Ryanair’s third quarter results made much of its green credentials. They repeated the airline’s stance that its emissions, at 66 grams of carbon dioxide for every km each passenger travels, are low by industry standards, its commitment to eliminate plastic within five years and cut noise by up to 40 per cent.
Along with all airlines, Ryanair knows that a reckoning is coming. The European Union plans to hit aircraft fuel with a 33 cent a litre carbon tax and scrap a VAT exemption for air travel tickets. Both measures may take 10 years, but could add 30 per cent to fares and stall growth for a period.
Ryanair and its rivals, including Aer Lingus and British Airways owner International Consolidated Airlines' Group (IAG), are lobbying furiously against extra environmental taxes. Simultaneously, they are taking very public steps to curb emissions, so they will be seen to do their bit for the planet.
That is unlikely to dissuade the EU. If business and consumers must pay carbon and other environmental taxes, why should Brussels let airlines off the hook?
This seems fair. However, airlines generally – not just Ryanair – are getting a lot of stick for their emissions. More possibly than they deserve. Air travel produces 2 per cent of the world’s greenhouse gases. If the industry grows as expected while doing nothing about emissions, this will hit 2.5 per cent in coming years.
So it is not quite the culprit the debate would have you believe. Like agriculture, aviation has become a global warming whipping boy. Global tech, with its endless need for energy-guzzling data centres, coal-burning power plants, our needlessly gridlocked traffic, all add to the carbon load, but seem to get less attention.

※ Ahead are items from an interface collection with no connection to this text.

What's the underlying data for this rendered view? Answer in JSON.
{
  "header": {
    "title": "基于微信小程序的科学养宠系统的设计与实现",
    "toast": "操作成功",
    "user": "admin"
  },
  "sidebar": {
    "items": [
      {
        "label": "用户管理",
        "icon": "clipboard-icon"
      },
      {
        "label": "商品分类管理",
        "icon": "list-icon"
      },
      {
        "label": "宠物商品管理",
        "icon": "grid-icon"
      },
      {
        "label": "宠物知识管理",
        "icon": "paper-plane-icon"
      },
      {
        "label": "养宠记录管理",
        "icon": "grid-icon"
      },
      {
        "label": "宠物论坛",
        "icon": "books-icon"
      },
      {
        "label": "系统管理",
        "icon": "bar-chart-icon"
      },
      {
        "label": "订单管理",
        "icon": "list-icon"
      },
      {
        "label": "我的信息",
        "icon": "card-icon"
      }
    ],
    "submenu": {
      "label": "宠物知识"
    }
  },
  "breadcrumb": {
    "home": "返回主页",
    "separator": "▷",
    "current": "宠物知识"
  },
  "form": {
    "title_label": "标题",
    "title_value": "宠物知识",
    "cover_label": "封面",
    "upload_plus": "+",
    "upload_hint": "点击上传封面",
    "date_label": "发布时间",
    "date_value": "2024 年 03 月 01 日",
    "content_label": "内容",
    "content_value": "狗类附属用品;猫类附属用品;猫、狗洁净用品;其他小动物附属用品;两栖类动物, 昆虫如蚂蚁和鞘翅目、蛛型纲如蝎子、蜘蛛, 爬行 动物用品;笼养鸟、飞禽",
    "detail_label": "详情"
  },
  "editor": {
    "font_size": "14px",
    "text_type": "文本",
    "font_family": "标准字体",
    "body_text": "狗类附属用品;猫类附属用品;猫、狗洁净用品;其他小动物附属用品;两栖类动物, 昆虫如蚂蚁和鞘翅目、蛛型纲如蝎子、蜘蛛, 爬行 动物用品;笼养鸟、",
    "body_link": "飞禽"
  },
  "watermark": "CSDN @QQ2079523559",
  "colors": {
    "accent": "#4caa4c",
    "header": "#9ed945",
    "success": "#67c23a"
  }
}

It is only right that governments – rather than airlines – ensure that aviation shoulders its fair share of the climate change burden. However, they should allocate that share on the basis of actual facts, not on the grounds that one industry or another is this week’s global-warming villain.